  • Polymerase chain reaction
    • Produces larger quantities of DNA
    • Hydrogen bonds of double-stranded DNA are broken by applying heat
    • Primers are added to mark the START and END of the gene to be copied
    • Nucleotides and DNA polymerase are added
    • Enzyme attaches nucleotides to single stranded DNA
    • Produces two double-stranded DNA molecules
    • Procedure is repeated until enough DNA is produced
  • Transfer of recombinant DNA
    • Vector is a gene carrier → carries a human gene into the cell of a bacterium or yeast
    • Plasmid
      • Circular strand of DNA found in bacteria
      • Useful vector to make human protein from bacteria
    • Plasmid DNA is cut by using restriction enzymes
    • Recombinant gene is inserted into plasmid by DNA ligase
    • Plasmid is introduced into bacteria that do not contain any plasmids
  • Genetic markers
    • Only 1% of bacteria take up the engineered plasmid
    • Identify by using antibiotic resistance as a genetic marker
    • Gene for antibiotic resistance is added next to the recombinant gene in the plasmid
    • Antibiotic is added to culture → only genetically modified bacteria survive

Production of Human Insulin

  • Isolate human gene for insulin by using cytoplasmic mRNA (no introns)
  • Reverse transcriptase produces DNA from mRNA
  • DNA produced is given "sticky ends"
  • Insert into bacterial plasmid
    • Cell wall is dissolved using enzymes
    • Centrifuge separates bacterial chromosome ring from plasmids
    • Cut open the plasmid with restriction enzymes
  • Mix plasmid and DNA and join them with DNA ligase
  • Add antibiotic resistance gene next to insulin gene in plasmid
  • Add antibiotic to culture
  • Grow transformed cells using industrial fermenters
  • Isolate and purify human protein made by these cells

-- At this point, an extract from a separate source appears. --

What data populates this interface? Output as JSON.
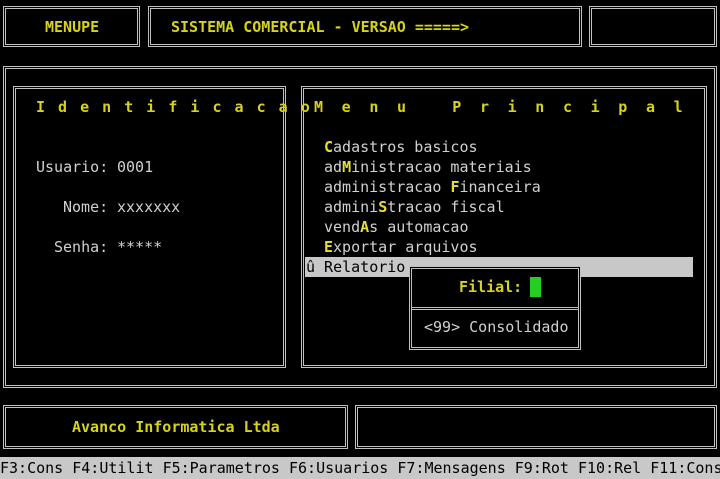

Genetically modified organisms

Selective breeding

  • Takes longer than genetic engineering
  • Involves sexual reproduction (non-specific)
    • Offspring have new combination of alleles
    • May develop an unwanted characteristic
    • More susceptible to disease, more aggressive
  • Genetic engineering involves the transfer of one specific gene

Moral and ethical issues

  • Transgenic bacteria or viruses may mutate and may become pathogenic
  • Genetically modified crops could "escape"
    • Forms a genetically modified population in the environment
    • Genetic modification may involve the resistance to herbicides
    • Escaped crops may become "superweeds" that are difficult to kill and control
  • Transgenic organisms could upset the balance of nature
    • Population of transgenic salmon have been produced in which individuals grow rapidly
    • These transgenic fish could compete for food with other fish species
  • Genetically engineered food
    • May cause unknown disease in humans in the long-term

Genome Project

  • Nucleotide base sequences of human DNA has been determined
    • Not all DNA codes for proteins
      • Non-coding DNA
      • Regulatory genes
      • Telomeres are repetitive sequences of DNA
  • Next task is to determine the proteome
    • Collection of all human proteins
    • Done by studying the genome of simpler organisms
  • Sequences DNA allows
    • Production of vaccine against Plasmodium (malaria)
      • Compare genome of many plasmodium parasites
      • Identify genes which code for antigens
      • Done by looking at genes that have a wide range of variation across parasites
      • Variation is caused by natural selection
      • Indicates that these genes are most likely to be susceptible to the immune system
      • Can be used as targets for vaccines
    • Identification of predisposition to cancer
    • New treatments